World-renowned artist Makoto Fujimura, author of “Art + Faith: A Theology of Making,” draws from his deep well of reflections on creativity and the spiritual aspects of “making” in this poetic, inviting conversation with Jenn Giles Kemper.
Experienced in the Japanese art of Kintsugi (mending broken ceramic with lacquer and gold to create something new) Makoto (Mako) talks with Jenn about what he’s learned about the very nature of our Maker God through this process of being “not only restored, but made new.”
Listen below, or through your favorite podcasting app.
On this episode of Sacred Ordinary Days with Jenn Giles Kemper, Mako explores:
- Why art is an outpouring of God’s grace
- How the trauma of living near Ground Zero on Sept, 11, 2001 has been reflected in all of our lives during the 2020-21 global pandemic
- The generativity of humanity
- How art asks more questions than it answers
- His journey in Christ through different denominations and traditions
- How art is a gift but not a commodity, and how that reflects God’s grace
About the guest: Makoto Fujimura, an artist, arts advocate, writer, and speaker, is the founder of the International Arts Movement and the Fujimura Institute, and co-founder of the Kintsugi Academy. He lives in Princeton, New Jersey and is a leading contemporary artist whose “slow art” has been described by David Brooks of the New York Times as “a small rebellion against the quickening of time."
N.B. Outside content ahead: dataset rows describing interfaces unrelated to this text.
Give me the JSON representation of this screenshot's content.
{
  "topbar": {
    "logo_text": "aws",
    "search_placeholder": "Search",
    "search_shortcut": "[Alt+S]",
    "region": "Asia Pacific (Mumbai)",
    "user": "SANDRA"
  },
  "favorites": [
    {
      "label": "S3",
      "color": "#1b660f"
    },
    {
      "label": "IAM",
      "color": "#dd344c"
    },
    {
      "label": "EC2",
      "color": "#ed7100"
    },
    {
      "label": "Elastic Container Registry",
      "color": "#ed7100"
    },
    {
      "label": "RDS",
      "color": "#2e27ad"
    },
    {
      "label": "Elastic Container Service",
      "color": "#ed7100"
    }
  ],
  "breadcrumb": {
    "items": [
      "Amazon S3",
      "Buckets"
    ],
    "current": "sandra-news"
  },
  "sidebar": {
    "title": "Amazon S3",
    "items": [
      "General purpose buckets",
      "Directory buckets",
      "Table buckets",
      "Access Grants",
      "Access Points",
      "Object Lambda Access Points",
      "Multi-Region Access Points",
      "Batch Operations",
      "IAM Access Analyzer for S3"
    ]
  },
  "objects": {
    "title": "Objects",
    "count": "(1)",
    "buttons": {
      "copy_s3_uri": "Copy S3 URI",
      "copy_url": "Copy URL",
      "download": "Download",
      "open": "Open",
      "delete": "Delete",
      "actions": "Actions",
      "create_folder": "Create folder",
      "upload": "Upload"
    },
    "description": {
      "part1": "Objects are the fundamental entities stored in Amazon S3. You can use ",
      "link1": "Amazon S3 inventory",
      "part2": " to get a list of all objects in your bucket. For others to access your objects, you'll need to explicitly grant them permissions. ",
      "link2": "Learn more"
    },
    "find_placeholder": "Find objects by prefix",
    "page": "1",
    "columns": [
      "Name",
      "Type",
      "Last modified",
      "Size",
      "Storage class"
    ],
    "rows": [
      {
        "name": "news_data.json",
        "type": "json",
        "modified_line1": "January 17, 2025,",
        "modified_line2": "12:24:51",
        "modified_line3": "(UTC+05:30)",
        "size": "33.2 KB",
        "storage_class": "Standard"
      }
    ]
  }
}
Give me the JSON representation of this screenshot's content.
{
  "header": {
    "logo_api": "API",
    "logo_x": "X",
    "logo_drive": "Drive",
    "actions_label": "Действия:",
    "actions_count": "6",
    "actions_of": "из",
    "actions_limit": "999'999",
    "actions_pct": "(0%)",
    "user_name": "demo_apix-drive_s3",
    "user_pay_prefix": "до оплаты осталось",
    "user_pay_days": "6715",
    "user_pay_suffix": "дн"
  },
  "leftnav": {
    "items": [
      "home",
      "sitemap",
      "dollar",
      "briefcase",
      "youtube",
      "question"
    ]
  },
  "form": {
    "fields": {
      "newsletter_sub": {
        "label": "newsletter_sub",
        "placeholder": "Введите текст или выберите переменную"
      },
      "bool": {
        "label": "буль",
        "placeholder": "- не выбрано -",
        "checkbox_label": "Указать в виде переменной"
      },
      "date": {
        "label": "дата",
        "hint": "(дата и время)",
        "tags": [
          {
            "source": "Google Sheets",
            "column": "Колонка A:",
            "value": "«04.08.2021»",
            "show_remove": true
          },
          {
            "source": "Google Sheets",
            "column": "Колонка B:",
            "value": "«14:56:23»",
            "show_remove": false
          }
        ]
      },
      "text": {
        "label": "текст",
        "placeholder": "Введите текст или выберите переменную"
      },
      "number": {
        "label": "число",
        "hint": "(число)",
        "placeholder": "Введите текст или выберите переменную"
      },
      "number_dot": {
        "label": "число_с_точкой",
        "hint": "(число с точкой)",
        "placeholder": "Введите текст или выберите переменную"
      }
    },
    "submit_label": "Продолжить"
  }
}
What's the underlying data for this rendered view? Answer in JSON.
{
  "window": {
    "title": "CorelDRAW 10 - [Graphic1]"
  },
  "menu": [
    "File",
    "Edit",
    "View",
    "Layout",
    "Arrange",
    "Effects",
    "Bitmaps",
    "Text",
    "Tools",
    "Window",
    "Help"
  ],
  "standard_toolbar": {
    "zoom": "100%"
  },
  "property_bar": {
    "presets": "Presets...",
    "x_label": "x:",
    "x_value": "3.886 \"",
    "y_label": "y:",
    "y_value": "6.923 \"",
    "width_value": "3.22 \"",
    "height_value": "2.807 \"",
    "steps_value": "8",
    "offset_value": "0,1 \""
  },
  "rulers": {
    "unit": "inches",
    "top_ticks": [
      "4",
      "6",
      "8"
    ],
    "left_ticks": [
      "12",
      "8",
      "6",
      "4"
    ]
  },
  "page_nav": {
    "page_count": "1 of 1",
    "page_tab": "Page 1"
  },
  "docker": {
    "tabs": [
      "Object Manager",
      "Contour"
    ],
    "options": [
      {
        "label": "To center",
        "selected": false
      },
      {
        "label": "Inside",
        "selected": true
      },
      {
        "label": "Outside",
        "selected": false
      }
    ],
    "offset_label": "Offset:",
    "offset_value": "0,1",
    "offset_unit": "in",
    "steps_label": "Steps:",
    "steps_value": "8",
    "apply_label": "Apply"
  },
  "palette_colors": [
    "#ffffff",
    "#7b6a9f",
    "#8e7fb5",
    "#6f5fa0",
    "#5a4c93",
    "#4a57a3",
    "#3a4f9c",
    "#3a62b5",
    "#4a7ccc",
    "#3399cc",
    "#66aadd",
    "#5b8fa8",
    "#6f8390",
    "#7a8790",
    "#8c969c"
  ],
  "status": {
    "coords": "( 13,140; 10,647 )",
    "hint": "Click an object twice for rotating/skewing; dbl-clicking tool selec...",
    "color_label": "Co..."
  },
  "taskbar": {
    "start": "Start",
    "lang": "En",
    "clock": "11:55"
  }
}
Mako’s art has been featured widely in galleries and museums around the world, and is collected by notable collections including The Museum of Contemporary Art in Tokyo, The Huntington Library, and the Tikotin Museum in Israel. He is one of the first artists to paint live on stage at New York City’s legendary Carnegie Hall as part of an ongoing collaboration with composer and percussionist, Susie Ibarra.
Reflection point: In Art + Faith, Mako writes that “To be effective messengers of hope we must trust our inner voice, our intuition that speaks into the vast wastelands of our time.”
When is a time you have not trusted your inner voice? What was at stake?
And in the episode, Jenn mentions that Mako says that the book of Psalms, God’s poetry, gives us an ecosystem of metaphors and a garden of words to describe the thriving offered to us in the New Creation.
What would it look like for you to spend some time in a Psalm this week? What might God have to tell you through the Psalm you read, as it relates to new creation?
About Sacred Ordinary Days with Jenn Giles Kemper: Sacred Ordinary Days with Jenn Giles Kemper explores faith where it hits the pavement of work, relationships, creativity, and real life. Inspired by Jenn’s curiosity and faith (and her work as a minister and spiritual director) we’re crafting a show to help you meaningfully explore your own life with Christ — and ultimately lead you to become more wholly human and more fully faithful. On Tuesdays, join us for a conversation with folks whose words, work, and witness have shaped our team’s understanding of God and practice of faith. (Plus, we’re featuring lots of good music, prompts for your reflection and practice, and plenty of invitations into a community of kindred spirits!)